  • To those who have not yet put their faith in Jesus:

God is patient.

The gospel according to Mark tells us an episode where Jesus was going by a path, and on this path there was a fig tree. As Jesus was hungry he came closer to eat figs, but there was none. Jesus then said one word, "Let no one ever eat of your fruit!” And the fig tree immediately withered.

God is a demanding God. In the context of Mark 11, the Lord Jesus was waiting for figs on this fig tree, and in the absence of figs, the Lord cursed the fig tree that dried up.

The good news is that God is more patient with men. We see in the parable that the owner of the vineyard waited 3 years, and even after 3 years he did not cut the fig tree.

But we also learn in this parable that the patience of God has its limits. In the same way that the master of the vineyard decided after several years of waiting that it was necessary to cut down the fig tree. In the same way, one day sinners will suffer the total condamnation of God.

The fig tree occupied the land of the master of the vine ... unnecessarily! In the same way sinners occupy the space that God gives, breathing the oxygen that God gives. But one day God will cut off sinners who do not repent, and they will no longer be able to enjoy any good that God gives.

  • To those who follow Jesus but who do not bear fruit:

It is also possible that the parable is addressed to those who are part of the church, at least the visible church. Many times in the Bible, God to speak about His people uses the image of the vine.

For example, in Jeremiah 2, verse 21, or Isaiah 5: 7, which I read for us: 

"Yes, the vineyard of the LORD, the ruler of the universe, is the community of Israel, and Judah, it was the plant that made his pleasure. He had hoped for righteousness and here is injustice, justice and here are cries of accusation! "

If we are God's children, God asks us not to be children, but to grow up, become more and more mature Christians in the knowledge of Him and in service for His glory.

He expects our attitudes to reflect righteousness and justice.

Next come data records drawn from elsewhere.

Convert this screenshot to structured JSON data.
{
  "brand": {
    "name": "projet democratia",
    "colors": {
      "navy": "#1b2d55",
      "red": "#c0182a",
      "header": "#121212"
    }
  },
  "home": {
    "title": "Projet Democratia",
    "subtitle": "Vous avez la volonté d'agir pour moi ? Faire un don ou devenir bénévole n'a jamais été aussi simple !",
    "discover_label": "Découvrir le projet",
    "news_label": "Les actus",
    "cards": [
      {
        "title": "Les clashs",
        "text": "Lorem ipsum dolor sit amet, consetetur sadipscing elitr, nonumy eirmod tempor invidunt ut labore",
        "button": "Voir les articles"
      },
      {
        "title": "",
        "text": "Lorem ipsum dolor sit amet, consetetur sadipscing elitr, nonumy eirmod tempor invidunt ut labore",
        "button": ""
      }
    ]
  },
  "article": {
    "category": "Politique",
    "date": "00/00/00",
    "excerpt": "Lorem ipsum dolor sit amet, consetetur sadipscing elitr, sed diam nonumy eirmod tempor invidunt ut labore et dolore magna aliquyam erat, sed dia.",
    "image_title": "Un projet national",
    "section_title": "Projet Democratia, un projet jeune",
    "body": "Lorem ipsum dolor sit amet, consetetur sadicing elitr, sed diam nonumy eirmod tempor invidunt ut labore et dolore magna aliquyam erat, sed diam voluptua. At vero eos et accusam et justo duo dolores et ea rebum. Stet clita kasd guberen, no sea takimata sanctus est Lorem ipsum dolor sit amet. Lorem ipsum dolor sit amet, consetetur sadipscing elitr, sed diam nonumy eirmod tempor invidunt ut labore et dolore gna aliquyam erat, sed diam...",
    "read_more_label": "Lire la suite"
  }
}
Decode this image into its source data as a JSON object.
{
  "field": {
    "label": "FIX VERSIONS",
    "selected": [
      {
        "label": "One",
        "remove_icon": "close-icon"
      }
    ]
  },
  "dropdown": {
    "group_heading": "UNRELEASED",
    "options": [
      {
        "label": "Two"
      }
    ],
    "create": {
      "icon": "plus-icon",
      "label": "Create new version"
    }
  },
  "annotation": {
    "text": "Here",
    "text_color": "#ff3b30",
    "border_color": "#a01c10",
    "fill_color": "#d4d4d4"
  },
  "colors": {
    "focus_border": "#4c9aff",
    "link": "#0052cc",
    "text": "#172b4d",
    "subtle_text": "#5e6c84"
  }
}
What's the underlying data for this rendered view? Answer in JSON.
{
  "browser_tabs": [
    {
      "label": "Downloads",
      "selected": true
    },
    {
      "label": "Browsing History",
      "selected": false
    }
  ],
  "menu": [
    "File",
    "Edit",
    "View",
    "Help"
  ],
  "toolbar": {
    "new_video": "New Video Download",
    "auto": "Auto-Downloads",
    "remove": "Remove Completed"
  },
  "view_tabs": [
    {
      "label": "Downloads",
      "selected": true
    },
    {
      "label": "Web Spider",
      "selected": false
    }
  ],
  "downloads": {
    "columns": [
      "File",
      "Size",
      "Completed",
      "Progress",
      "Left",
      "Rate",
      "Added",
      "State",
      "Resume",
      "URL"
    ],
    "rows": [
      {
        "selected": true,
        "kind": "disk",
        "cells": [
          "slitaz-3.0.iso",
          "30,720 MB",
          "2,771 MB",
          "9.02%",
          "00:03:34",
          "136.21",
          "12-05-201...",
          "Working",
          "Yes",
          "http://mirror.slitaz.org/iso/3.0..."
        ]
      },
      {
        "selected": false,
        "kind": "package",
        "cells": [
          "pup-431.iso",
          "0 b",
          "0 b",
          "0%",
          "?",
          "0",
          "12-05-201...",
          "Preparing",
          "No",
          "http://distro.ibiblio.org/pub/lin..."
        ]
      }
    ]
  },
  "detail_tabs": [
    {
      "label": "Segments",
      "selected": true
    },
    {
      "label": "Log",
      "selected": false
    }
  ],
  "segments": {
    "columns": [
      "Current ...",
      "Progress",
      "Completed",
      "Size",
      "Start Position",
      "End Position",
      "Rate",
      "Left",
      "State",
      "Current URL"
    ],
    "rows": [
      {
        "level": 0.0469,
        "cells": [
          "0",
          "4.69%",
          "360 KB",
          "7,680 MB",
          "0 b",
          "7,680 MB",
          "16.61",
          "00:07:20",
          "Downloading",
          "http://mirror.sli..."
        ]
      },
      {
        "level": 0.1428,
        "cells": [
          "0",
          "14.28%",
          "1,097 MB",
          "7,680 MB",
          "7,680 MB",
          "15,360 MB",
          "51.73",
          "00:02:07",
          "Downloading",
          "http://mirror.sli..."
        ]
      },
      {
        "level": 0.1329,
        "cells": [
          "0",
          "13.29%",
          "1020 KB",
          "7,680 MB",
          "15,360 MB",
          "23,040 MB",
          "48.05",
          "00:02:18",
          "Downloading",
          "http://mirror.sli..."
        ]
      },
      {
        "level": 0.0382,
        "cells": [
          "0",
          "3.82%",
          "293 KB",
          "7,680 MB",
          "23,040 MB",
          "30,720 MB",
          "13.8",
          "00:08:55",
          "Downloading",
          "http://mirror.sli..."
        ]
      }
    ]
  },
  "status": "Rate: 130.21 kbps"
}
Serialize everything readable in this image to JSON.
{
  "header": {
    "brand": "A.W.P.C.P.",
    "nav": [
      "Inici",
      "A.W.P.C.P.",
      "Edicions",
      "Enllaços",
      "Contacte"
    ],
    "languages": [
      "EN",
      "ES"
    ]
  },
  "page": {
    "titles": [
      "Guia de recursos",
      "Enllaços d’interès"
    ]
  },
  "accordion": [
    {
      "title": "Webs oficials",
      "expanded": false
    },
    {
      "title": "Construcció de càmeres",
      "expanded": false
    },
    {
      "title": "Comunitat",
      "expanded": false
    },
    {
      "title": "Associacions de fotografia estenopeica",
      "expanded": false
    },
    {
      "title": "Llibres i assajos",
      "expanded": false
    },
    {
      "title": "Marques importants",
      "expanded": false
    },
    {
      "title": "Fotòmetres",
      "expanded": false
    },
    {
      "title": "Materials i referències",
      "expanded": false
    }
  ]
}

God expects us to put our talents and gifts in His service and service to others.

The good news is that Jesus has dedicated himself to sinful men so that they bear fruit.

Jesus Devoted to Sinful Men (v8-9)

In verses 8-9: 

"The vine-grower answered him, 'Lord, leave it again this year! I'll dig around and put in some manure. 9Maybe in the future give fruit; otherwise, you'll cut it. ‘"

Two things can be deduced from these passages:

  • The Lord Jesus works for men to be made more and more pleasing to God

  • The Lord Jesus intercedes for men with God His Father.

IMPLICATIONS:

  • The words of the Lord Jesus can be perceived as hard. But the Lord is like a doctor who makes a real diagnosis of the depth of evil, and who makes a profound operation to fully heal the evil.

Sin will take away life in you, it will take you away from the joy here on earth. And ultimately will lead to your destruction by God ... Evil runs deep. And if the Lord's warning words are so strong it's because he wants to avoid us. Let's pay attention to His words.

  • "The ax is the root of the tree" This is the famous expression of John the Baptist to express the fact that we do not have all the time in the world.

God is a God of grace, of course, but also a demanding God. He expects the sinner to repent and His children to bear fruit, to live righteously by putting their gifts in His service and service to others.

- It is Jesus who saves us, and it is Jesus who can make us bear fruit. If you have sin in your life which still seems to be holding you prisoner, think long and hard about what Jesus says. If you have not yet put your faith in Jesus and you hear His voice, turn to Him today. Jesus is in Heaven He prays for you, He will do it.